*TASK PROMPT*
Which lines below mention "value"? Pick each one out.
** Opening DATA TO EXAMINE block **
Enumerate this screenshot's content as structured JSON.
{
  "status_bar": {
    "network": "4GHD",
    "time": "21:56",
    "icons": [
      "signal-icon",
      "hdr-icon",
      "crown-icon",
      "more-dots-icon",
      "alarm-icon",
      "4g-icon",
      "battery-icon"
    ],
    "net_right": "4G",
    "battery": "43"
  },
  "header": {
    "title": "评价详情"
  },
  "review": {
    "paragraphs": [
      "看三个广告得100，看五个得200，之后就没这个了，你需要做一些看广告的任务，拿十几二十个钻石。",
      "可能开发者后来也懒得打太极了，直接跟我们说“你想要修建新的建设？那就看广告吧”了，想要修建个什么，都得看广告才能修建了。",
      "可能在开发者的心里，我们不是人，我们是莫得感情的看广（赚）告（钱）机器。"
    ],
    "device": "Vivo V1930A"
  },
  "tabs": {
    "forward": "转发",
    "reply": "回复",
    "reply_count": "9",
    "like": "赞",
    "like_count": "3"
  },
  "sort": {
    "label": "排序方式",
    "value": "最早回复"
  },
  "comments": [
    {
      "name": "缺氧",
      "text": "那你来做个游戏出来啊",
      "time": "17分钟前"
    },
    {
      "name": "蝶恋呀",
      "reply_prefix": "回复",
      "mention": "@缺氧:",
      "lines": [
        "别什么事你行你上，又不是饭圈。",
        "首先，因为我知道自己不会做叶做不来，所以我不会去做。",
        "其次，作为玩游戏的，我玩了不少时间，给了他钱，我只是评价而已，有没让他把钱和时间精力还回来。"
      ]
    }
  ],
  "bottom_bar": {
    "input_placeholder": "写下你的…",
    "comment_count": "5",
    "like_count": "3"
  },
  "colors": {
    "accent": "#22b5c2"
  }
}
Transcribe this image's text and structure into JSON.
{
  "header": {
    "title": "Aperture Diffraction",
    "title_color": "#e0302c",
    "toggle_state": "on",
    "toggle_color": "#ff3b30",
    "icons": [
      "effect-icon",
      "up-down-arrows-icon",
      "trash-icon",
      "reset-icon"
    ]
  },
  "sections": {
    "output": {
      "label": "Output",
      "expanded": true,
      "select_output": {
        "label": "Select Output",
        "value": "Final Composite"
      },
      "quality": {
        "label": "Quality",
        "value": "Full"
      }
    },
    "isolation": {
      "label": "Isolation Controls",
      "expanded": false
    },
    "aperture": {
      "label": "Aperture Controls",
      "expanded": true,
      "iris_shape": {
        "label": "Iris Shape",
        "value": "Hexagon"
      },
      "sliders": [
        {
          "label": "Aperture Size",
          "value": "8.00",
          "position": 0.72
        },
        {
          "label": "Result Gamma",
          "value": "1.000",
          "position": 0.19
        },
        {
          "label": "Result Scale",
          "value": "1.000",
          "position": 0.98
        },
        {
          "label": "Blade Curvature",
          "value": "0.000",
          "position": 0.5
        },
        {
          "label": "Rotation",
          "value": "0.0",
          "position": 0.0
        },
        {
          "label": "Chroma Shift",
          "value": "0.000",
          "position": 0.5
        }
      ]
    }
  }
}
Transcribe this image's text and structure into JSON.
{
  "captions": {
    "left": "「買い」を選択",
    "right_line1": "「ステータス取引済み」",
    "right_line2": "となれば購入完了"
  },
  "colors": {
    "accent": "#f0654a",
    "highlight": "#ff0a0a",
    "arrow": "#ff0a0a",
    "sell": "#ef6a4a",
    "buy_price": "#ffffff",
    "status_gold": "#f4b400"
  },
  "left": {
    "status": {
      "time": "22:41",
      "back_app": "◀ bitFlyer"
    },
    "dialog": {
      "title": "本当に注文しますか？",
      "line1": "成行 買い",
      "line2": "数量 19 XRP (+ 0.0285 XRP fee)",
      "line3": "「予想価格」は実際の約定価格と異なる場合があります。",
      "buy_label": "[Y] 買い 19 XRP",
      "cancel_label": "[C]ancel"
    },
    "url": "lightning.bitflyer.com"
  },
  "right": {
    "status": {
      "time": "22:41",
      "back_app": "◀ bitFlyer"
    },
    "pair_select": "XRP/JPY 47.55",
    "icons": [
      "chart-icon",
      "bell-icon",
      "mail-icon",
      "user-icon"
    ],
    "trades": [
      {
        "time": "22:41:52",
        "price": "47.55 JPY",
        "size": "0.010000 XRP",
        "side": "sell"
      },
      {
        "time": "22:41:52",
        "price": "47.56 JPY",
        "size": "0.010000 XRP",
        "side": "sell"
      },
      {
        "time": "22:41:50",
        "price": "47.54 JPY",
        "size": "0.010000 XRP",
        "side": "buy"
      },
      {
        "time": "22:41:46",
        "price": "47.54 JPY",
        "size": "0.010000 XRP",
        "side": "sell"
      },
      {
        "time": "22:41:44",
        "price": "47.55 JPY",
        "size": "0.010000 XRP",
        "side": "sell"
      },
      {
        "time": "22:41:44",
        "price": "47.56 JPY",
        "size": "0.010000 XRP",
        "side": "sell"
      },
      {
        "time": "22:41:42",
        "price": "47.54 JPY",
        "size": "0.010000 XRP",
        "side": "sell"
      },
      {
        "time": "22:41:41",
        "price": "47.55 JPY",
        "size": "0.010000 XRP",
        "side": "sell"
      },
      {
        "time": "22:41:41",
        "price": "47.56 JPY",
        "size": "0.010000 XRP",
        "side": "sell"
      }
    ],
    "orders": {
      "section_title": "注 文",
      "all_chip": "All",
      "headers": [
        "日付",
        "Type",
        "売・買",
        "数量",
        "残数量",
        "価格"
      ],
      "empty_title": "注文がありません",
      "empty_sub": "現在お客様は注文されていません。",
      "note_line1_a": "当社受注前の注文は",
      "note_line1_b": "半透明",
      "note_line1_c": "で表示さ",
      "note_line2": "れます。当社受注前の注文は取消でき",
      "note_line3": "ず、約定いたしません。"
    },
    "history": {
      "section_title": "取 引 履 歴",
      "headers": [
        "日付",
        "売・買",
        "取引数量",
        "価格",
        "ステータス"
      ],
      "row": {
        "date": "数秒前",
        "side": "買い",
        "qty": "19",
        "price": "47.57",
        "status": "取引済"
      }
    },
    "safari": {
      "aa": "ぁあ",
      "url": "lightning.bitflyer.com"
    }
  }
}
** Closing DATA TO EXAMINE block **
*RESPONSE TO THE EXERCISE*
    "value": "最早回复"
        "value": "Final Composite"
        "value": "Full"
        "value": "Hexagon"
          "value": "8.00",
          "value": "1.000",
          "value": "1.000",
          "value": "0.000",
          "value": "0.0",
          "value": "0.000",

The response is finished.